“NFT” simply stands for “non-fungible token,” which means that something is unique and thus cannot be exchanged for something of equal value. (By contrast, money is highly fungible; you can trade the $10 bill in your pocket for any other $10 bill, and it would amount to the same thing.) NFTs were originally used for digital art, the idea being that each piece could then be uniquely identified and its ownership traced using blockchain technology.
NFTs gained a foothold in the wine industry when companies started selling NFTs to trace ownership of cases of wine. The idea works when you think of wine as an investment: People will pay good money for a bottle of wine that will likely appreciate in value in the future. (Wine isn’t a bad investment, either—the Liv-ex Fine Wine 100 index has risen over 270% over the past two decades, outperforming the S&P 500 by 8 percentage points.)
Wine investing itself is not a new idea, but using NFTs to record and trace the transaction is. The idea is that the investor can buy a case of wine without worrying about the wine’s authenticity or provenance, as that is recorded in the NFT. The wine can then be kept in a temperature-controlled warehouse, and the investor need not worry about shipping, storage, or logistics. The NFT comes with a certificate of ownership and authenticity which, theoretically, cannot be hacked, thereby safeguarding the investor’s ownership.
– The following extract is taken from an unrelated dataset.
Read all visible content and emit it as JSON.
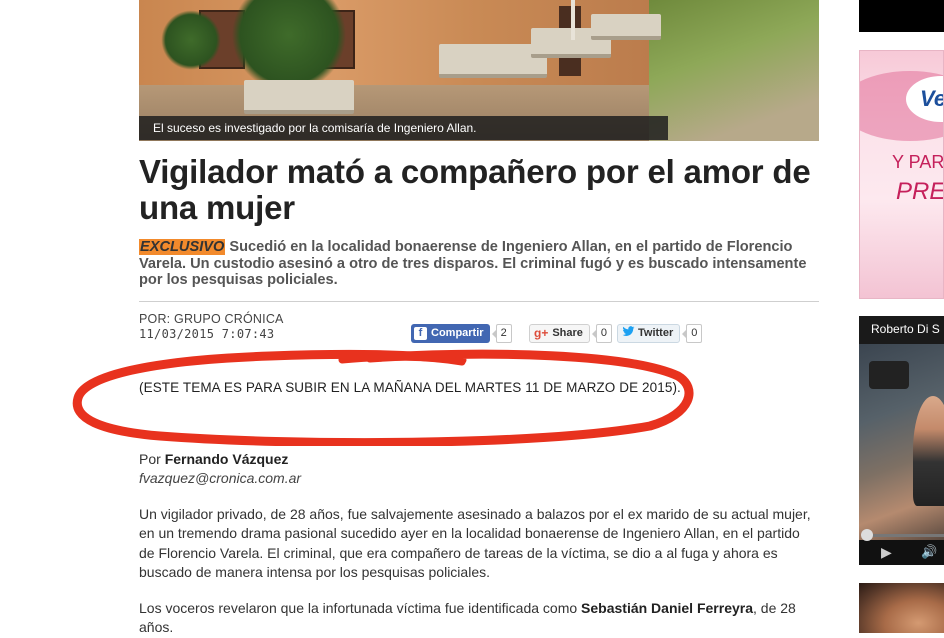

But Do NFTs Help Sell Wine? That’s the big question. There is obviously a business model where wines can be sold as a kind of investment vehicle, and several businesses have cropped up that do just that. But this kind of business is more focused on premium wines, seeing them as something to buy and trade, not as something to drink with friends. Can NFTs be used to sell your “everyday” kind of wine? It remains to be seen.
Gamification and the Social Aspect of Wine
We’ve discussed before the importance of digital marketing for wine sales DTC (and spoken with several experts on the topic). Today, these efforts have gone beyond simple sales and outreach, with technology creating a whole digital and social experience around wine.
One of the biggest barriers to enjoying wine that consumers experience is the “learning curve” associated with it. Not only is the vocabulary of wine intimidating (though it shouldn’t be); there are also thousands of varietals, and even more brands, to try.
That learning curve (and intimidation factor) is being turned into an opportunity. For example, there are many apps now (that many wineries have a presence on as well) that allow customers to snap a picture of a wine label and add their own ratings and tasting notes as they try new wines. The app will keep tabs on what the customer likes, making it easy to find and order those wines again—and recommending other wines that would be worth trying. The customer can also tag friends, share their notes, or see what other friends have said about wines they’ve tried.
These kinds of apps are helping to “gamify” wine appreciation; they make the experience of trying wines more social and more purposeful. As consumers discover what they like and further refine their palates, wine makers will benefit from a growing customer base. And who knows? Someday, wineries themselves might be able to access some of the data gathered this way to inform not only their marketing, but their wine-making itself.
Are These Technologies Just Hype?
It’s easy to be impressed by cool new technologies. It’s also just as easy to dismiss a newer, untested technology because of the perceived hype. Which of these technologies will really transform how wine is bought and sold?
That’s hard to predict. The best we can do is monitor how these technologies are successfully used, and to continue to develop tools that make all aspects of the wine selling process easier. As far as that second part goes, we advise readers to stay tuned. 🙂